Since that time I have spent many hours practicing and taking lessons with Michael, under whose masterful tutelage I have been lucky enough to learn. In playing I hope to convey some of the joy and the wonder that I feel everytime I pick up the shakuhachi and think back on how it is that I got to be where I am.
In view of the fact that the closest shihan to my home in Adelaide, South Australia, is located in Melbourne, Victoria, 725 kilometres (i.e., 450 miles) away; occasional shakuhachi lessons were only available from performers passing through on tour or at Australian Shakuhachi Festivals held (always in the eastern states) every 18 months or so: Hence the opportunity to take lessons from Dai Shihan Michael Chikuzen Gould via webcam since September 2007 has been a major turning-point in my shakuhachi journey. Internet lessons mean that it is of no significance whatsoever that Cleveland Heights is more than 16,000 kilometres (10,000 miles) from Adelaide.

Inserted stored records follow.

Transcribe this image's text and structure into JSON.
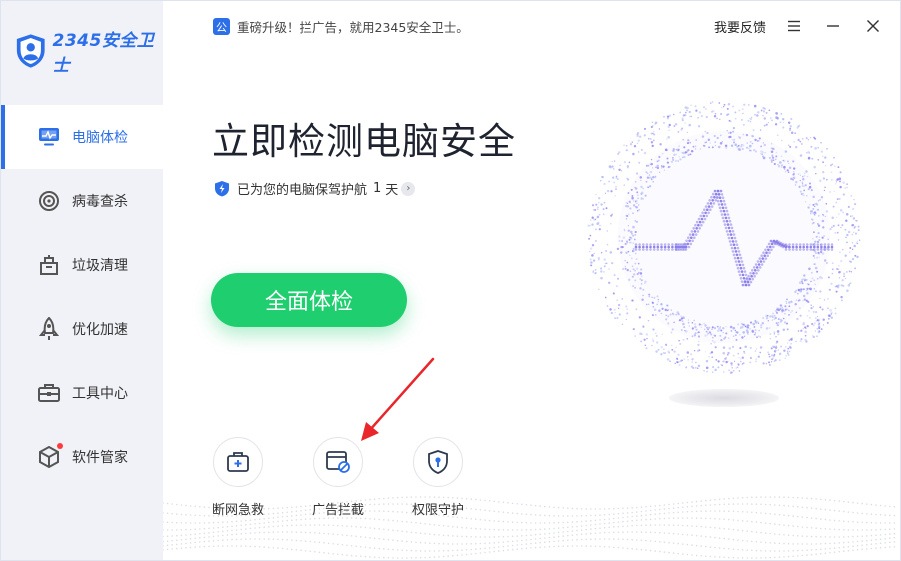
{
  "brand": {
    "name": "2345安全卫士",
    "color": "#2c6fe8"
  },
  "sidebar": {
    "items": [
      {
        "label": "电脑体检",
        "icon": "monitor-icon",
        "active": true
      },
      {
        "label": "病毒查杀",
        "icon": "target-icon",
        "active": false
      },
      {
        "label": "垃圾清理",
        "icon": "trash-bin-icon",
        "active": false
      },
      {
        "label": "优化加速",
        "icon": "rocket-icon",
        "active": false
      },
      {
        "label": "工具中心",
        "icon": "toolbox-icon",
        "active": false
      },
      {
        "label": "软件管家",
        "icon": "cube-icon",
        "active": false,
        "badge": true
      }
    ]
  },
  "topbar": {
    "notice_icon": "公",
    "notice": "重磅升级！拦广告，就用2345安全卫士。",
    "feedback": "我要反馈"
  },
  "main": {
    "headline": "立即检测电脑安全",
    "protect_prefix": "已为您的电脑保驾护航",
    "protect_days": "1",
    "protect_unit": "天",
    "scan_button": "全面体检",
    "scan_button_color": "#1fcf6f"
  },
  "tools": [
    {
      "label": "断网急救",
      "icon": "first-aid-kit-icon"
    },
    {
      "label": "广告拦截",
      "icon": "ad-block-icon"
    },
    {
      "label": "权限守护",
      "icon": "shield-lock-icon"
    }
  ]
}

As a “senior citizen”, I particularly appreciate Michael’s skill in imparting concepts, however complex, in simple terms through good-natured guidance and patience: An “old dog” can be taught “new tricks” when he has the right teacher!

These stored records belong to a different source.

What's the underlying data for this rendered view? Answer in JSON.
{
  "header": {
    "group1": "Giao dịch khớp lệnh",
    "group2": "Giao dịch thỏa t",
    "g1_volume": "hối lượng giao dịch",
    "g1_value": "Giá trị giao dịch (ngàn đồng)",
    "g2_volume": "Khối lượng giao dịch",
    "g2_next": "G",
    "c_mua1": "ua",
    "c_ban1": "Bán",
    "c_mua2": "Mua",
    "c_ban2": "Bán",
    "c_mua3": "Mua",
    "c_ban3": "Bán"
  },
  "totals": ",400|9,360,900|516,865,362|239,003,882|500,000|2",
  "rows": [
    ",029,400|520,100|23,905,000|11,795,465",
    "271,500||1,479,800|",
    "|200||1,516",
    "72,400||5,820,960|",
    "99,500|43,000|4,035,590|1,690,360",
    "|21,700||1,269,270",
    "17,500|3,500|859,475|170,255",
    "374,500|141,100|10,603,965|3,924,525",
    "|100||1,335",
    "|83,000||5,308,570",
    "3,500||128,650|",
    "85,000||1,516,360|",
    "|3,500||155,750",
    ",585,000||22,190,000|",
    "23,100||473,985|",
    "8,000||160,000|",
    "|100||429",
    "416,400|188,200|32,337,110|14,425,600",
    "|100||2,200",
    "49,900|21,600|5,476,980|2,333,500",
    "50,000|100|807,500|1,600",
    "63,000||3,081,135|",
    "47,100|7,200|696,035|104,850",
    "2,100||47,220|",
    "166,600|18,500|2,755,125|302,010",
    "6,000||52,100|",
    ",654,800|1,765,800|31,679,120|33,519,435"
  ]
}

There's something in the sound of the shakuhachi that seems to touch deep with-in; to resonate with our very existence. It's this resonance that first drew me to the shakuhachi. I assumed that if listening to the flute produced such a dramatic effect, then playing it must be incredible.
In January 2004, I sought out and found Chikuzen sensei, starting down the path that I currently find myself on. Ever since that first fateful lesson, I've been completely hooked. Shakuhachi is 100% addictive!
My first encounter with the shakuhachi was the result of a tourist whim on a trip to Hawaii. While driving to the top of Haleakalā, the East Maui Volcano, I stopped at a gift shop and discovered the music of Riley Lee on a CD called Maui Morning. I was immediately drawn to the haunting sounds of the bamboo flute and impressed with the color palette available to such a (deceptively) simple instrument. When I learned that the complexity of shakuhachi history rivals that of its sound, I became hooked and scouted out a way to study with a professional. Opportunities in my area were non-existent, so I turned to the Internet and Michael Chikuzen Gould for help. Thus began shakuhachi lessons via webcam in March 2009.
I currently work as a sheet music engraver and composer. I look forward to applying what I learn of shakuhachi music and Japanese aesthetics in future compositions.